Skip to main content

View Diary: 'We Want the Whole World To Know About Us' (213 comments)

Comment Preferences

  •  Ok, here's what the Mitchell Report (1+ / 0-)
    Recommended by:

    has to say.  First it reiterates the Palestinian position on Oslo:

    The Interim Agreement provides that "the two parties view the West Bank and Gaza as a single territorial unit, the integrity and status of which will be preserved during the interim period." Coupled with this, the Interim Agreement's prohibition on taking steps which may prejudice permanent status negotiations denies Israel the right to continue its illegal expansionist settlement policy. In addition to the Interim Agreement, customary international law, including the Fourth Geneva Convention, prohibits Israel (as an occupying power) from establishing settlements in occupied territory pending an end to the conflict.

    That statement is sourced back to the PLO's third submission to the Sharm el-Sheik fact-finding commission, i.e. the Mitchell Commission.

    The report goes on to state the Israeli response:

    From the GOI perspective, the expansion of settlement activity and the taking of measures to facilitate the convenience and safety of settlers do not prejudice the outcome of permanent status negotiations.

    Israel understands that the Palestinian side objects to the settlements in the West Bank and the Gaza Strip. Without prejudice to the formal status of the settlements, Israel accepts that the settlements are an outstanding issue on which there will have to be agreement as part of any permanent status resolution between the sides. This point was acknowledged and agreed upon in the Declaration of Principles of 13 September 1993 as well as in other agreements between the two sides.

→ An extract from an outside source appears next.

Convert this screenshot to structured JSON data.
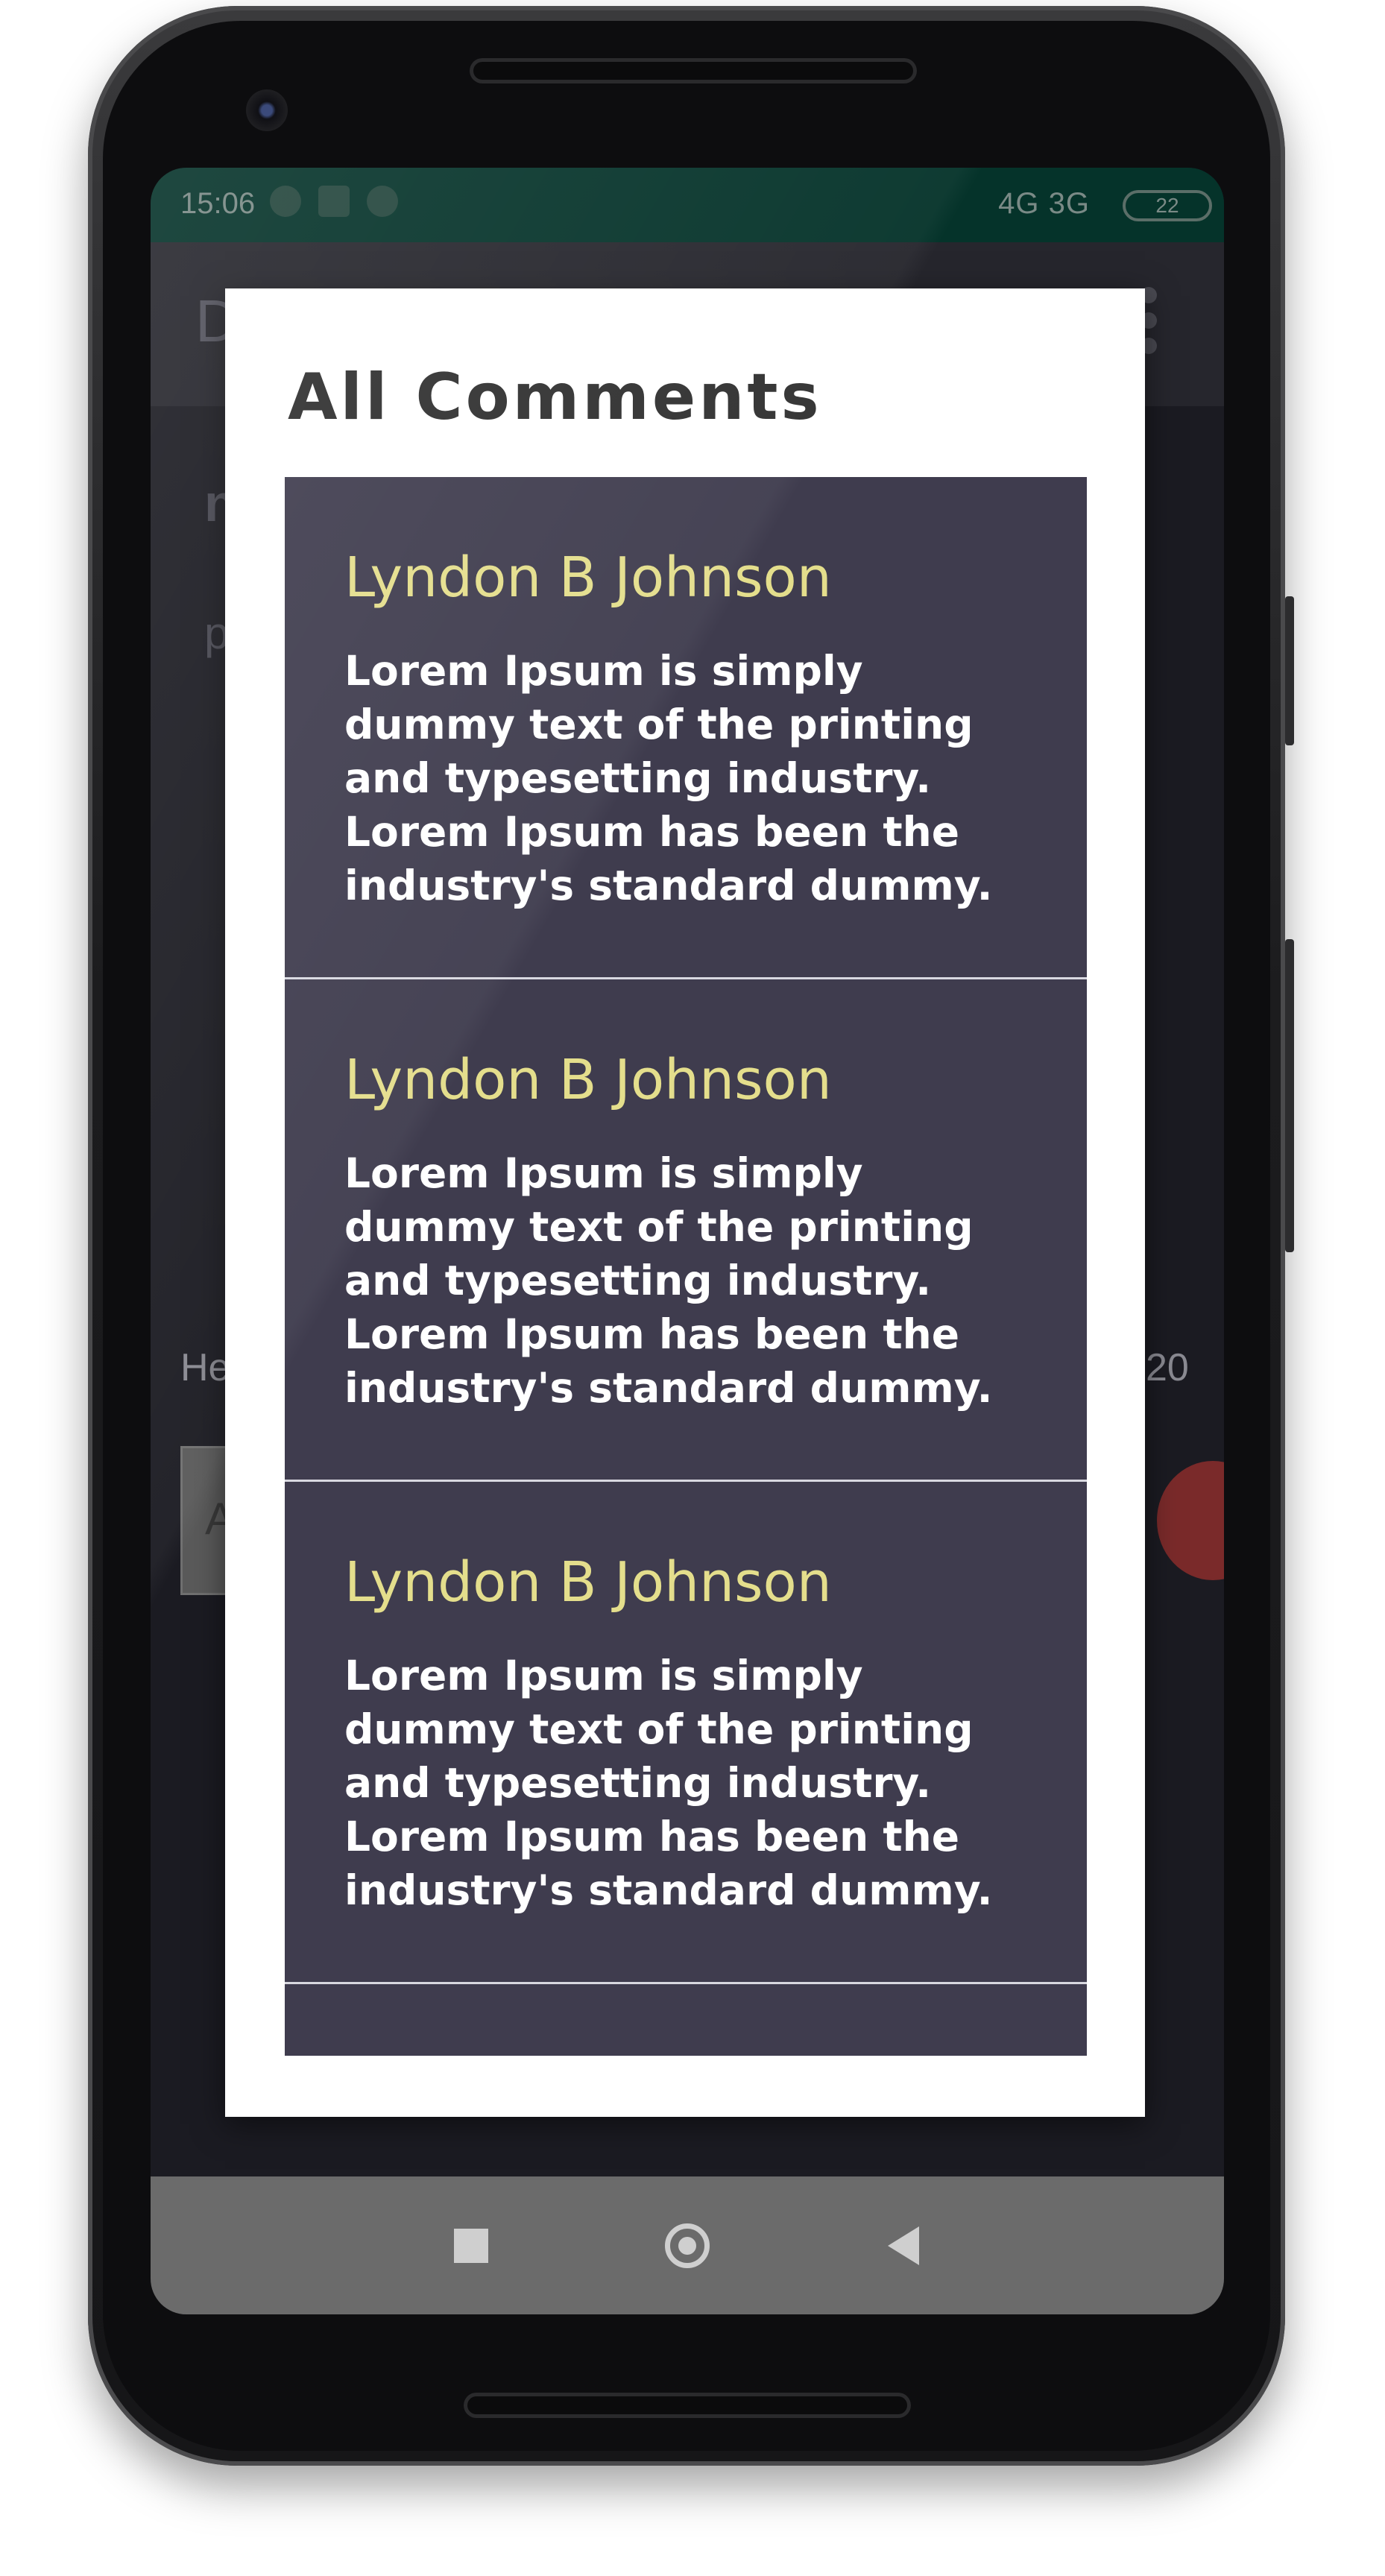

    This is sourced back to the second Israeli submission to the Commission.

    The Commission's recommendation, furthermore, was that:

    The GOI should freeze all settlement activity, including the "natural growth" of existing settlements.

    I think it's safe to say that the Mitchell Commission found the Palestinian position on interpreting the Oslo Accord to be more persuasive...

    •  No. Mitchell rightly thought a settlement (0+ / 0-)

      freeze to be a useful idea. The plain language of the prior agreements, however, did not call for a freeze. That's why the Palestinians had to argue that a freeze somehow was implicit in the non-prejudice language. Generally, when parties are in agreement about a contract term they are able to put it in writing. A settlement freeze being a fairly important issue, the absence of express language is telling.

      Moreover, what -- being charitable to Arafat and Rabin -- may not have been prejudicial when Rabin was alive was not necessarily non-prejudicial with Netanyahu as Israel's prime minister.

      Al Gore should be president.

      by another American on Sat May 12, 2007 at 09:57:23 AM PDT

      [ Parent ]

      •  I believe the question here revolves (1+ / 0-)
        Recommended by:


        Interim Agreement's prohibition on taking steps which may prejudice permanent status negotiations

        The Palestinian position was that settlement expansion did prejudice future status negotiations, while the Israeli position is that it did not.

        Mitchell, a neutral arbiter, agreed with the Palestinians.

        So, I have to take back my earlier retraction.  While you are correct that the plain language of the agreement did not prohibit settlement expansion, upon neutral interpretation it is found that the agreement did in fact prohibit it.  Hence Celso's comment makes it through peer-review.  Sufficient academics, undoubtedly based on Mitchell's interpretation, agree that as a result of Oslo Israel should have frozen settlement expansion.

Subscribe or Donate to support Daily Kos.

Click here for the mobile view of the site